We can see that if 3 is the most recent tertile and 1 is the furthest in the past, then the Sean Bean death rate appears to be greatest in the middle of the population’s progression through time. In psychology, the serial position effect describes the tendency for people to recall items earlier (the primacy effect) and later (the recency effect) in a list the best, with items in the middle being recalled the least. This would not explain the Sean Bean always dies reputation, as in such a model we would expect more deaths in the first and last tertile. Besides, one explanation for the serial position effect is that earlier items are stored more effectively in long term memory than the other items, while more recent items are still present in working memory and are thus easily available for recall. This would only apply to these data if people experienced Sean Bean necrosis as a list in front of them, which most people (besides me) don’t. Even if the data matched a serial positioning explanation, it would be a stretch (i.e. wrong) to use it to explain the Sean Bean deceased at the finale reputation phenomenon.

Rise of the Nicole Kidmen would be a good episode of Doctor Who. Rise of the Nicole Kidmen would be a good episode of Doctor Who.

Characters don’t become instantly well known in popular culture. It takes time for a reputation to build and saturate society. In this respect, perhaps we can consider the middle tertile to be more akin to the starting point for a reputation i.e. Sean Beans will be more well known, with more opinions being formed about them. The Sean Bean death rate here is 52%, meaning that during this period Sean Beans were slightly more likely than not to die at the end. This may be enough to start the rumour of Sean Beans’ non-existence by the credits and establish a source for confirmation bias.

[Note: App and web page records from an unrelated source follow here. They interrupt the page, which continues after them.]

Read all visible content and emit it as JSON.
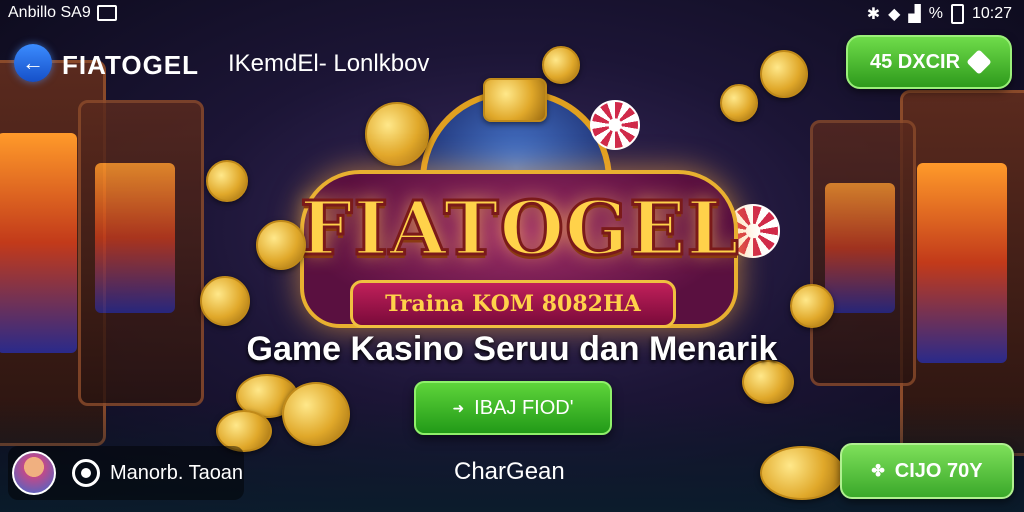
{
  "status_bar": {
    "left_text": "Anbillo SA9",
    "time": "10:27"
  },
  "header": {
    "app_name": "FIATOGEL",
    "subtitle": "IKemdEl- Lonlkbov"
  },
  "top_cta": {
    "label": "45 DXCIR"
  },
  "logo": {
    "title": "FIATOGEL",
    "ribbon": "Traina KOM 8082HA"
  },
  "tagline": "Game Kasino Seruu dan Menarik",
  "main_cta": {
    "label": "IBAJ FIOD'"
  },
  "bottom": {
    "user_label": "Manorb. Taoan",
    "center_label": "CharGean",
    "cta_label": "CIJO 70Y"
  },
  "colors": {
    "accent_green": "#2e9a1c",
    "accent_blue": "#1650c8",
    "gold": "#ffd24a"
  },
  "icons": [
    "back-arrow-icon",
    "bluetooth-icon",
    "wifi-icon",
    "signal-icon",
    "battery-icon",
    "ticket-icon",
    "camera-icon",
    "arrow-icon",
    "clover-icon"
  ]
}
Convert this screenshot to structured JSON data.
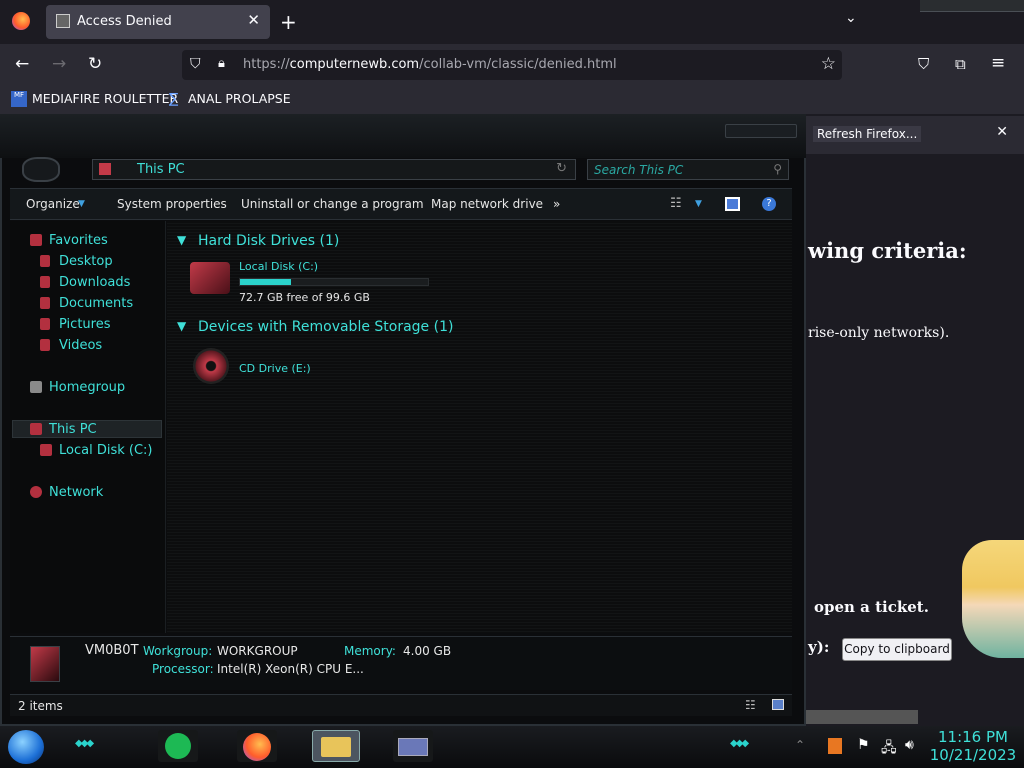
{
  "browser": {
    "tab_title": "Access Denied",
    "url_prefix": "https://",
    "url_domain": "computernewb.com",
    "url_path": "/collab-vm/classic/denied.html",
    "bookmarks": [
      "MEDIAFIRE ROULETTER",
      "ANAL PROLAPSE"
    ]
  },
  "notification": {
    "text": "Refresh Firefox..."
  },
  "page": {
    "heading": "wing criteria:",
    "line1": "rise-only networks).",
    "line2": "open a ticket.",
    "line3_prefix": "y):",
    "copy_button": "Copy to clipboard"
  },
  "explorer": {
    "address": "This PC",
    "search_placeholder": "Search This PC",
    "commands": [
      "Organize",
      "System properties",
      "Uninstall or change a program",
      "Map network drive",
      "»"
    ],
    "nav": {
      "favorites": "Favorites",
      "desktop": "Desktop",
      "downloads": "Downloads",
      "documents": "Documents",
      "pictures": "Pictures",
      "videos": "Videos",
      "homegroup": "Homegroup",
      "thispc": "This PC",
      "localdisk": "Local Disk (C:)",
      "network": "Network"
    },
    "groups": {
      "hdd": "Hard Disk Drives (1)",
      "removable": "Devices with Removable Storage (1)"
    },
    "drives": {
      "c_label": "Local Disk (C:)",
      "c_free": "72.7 GB free of 99.6 GB",
      "c_used_fraction": 0.27,
      "e_label": "CD Drive (E:)"
    },
    "details": {
      "computer_name": "VM0B0T",
      "workgroup_label": "Workgroup:",
      "workgroup": "WORKGROUP",
      "memory_label": "Memory:",
      "memory": "4.00 GB",
      "processor_label": "Processor:",
      "processor": "Intel(R) Xeon(R) CPU E..."
    },
    "status": "2 items"
  },
  "taskbar": {
    "time": "11:16 PM",
    "date": "10/21/2023"
  },
  "colors": {
    "accent": "#3fe0d8",
    "browser_bg": "#1c1b22"
  }
}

Characters don’t exist in isolation. They usually exist in a complex ecosystem of other populations. The Sean Bean population exists alongside the population of Bruce Willises (Willi?) and the population of Nicole Kidmans (Kidmen?) among others. Important data to consider would therefore be how often Sean Beans die in comparison to other populations. If the comparative death rate of Sean Beans is noticeably higher than that of other comparable populations, then this may explain the Sean Bean clog-popping conundrum. Future “research” should focus on this (I can’t be bothered right now).

It was suggested to me by KTBUG (kgwright73) that the popularity of the mode of presentation of Sean Bean would have an impact on the perception of his tendency for pushing up the daisies. It seems feasible Sean Beans die in more popular things and live in less popular things then the public perception would be that of a gentleman prone to leaving his life behind. To this end (where available) I took an average of lifetime box office takings for films where Sean Bean died and films where Sean Bean lived (figure 4).

Figure 4

Figure 4. Average lifetime box office takings by Sean Bean survival.

Figure 4 shows that films where Sean Bean shook hands with the Grim Reaper on average took more at the box office than films where Sean Bean continued respiring. If we use this as a crude measure of popularity (and it is very crude, subject to bias from missing TV shows and films where I simply couldn’t get the info) and impact on cultural awareness, then films where Sean Bean becomes an ex Sean Bean seem to have made a larger cultural impact. This could certainly be at least one source of the idea that Sean Bean always dies.

Please note, I am in no way suggesting that Sean Bean dying in it makes a film popular. As the old saying goes, “Sean Bean’s death correlation, does not prove film popularity causation.” You all know it.

In conclusion it would seem that Sean Bean’s reputation for always dying at the end is somewhat over exaggerated, with a death rate of approximately 40%. Sean Beans are most likely to die from being shot intentionally by a human or from being in the middle of their career trajectory. The Sean Bean Ex-Parrot Meme may be best explained by a high death rate at a time when Sean Beans were likely to be reaching their maximum prevalence in the public eye and by films which feature a Sean Bean death having made a larger cultural impact than films that feature a living Sean Bean at the end. These perceptions feed into confirmation bias. And then Sean Bean died.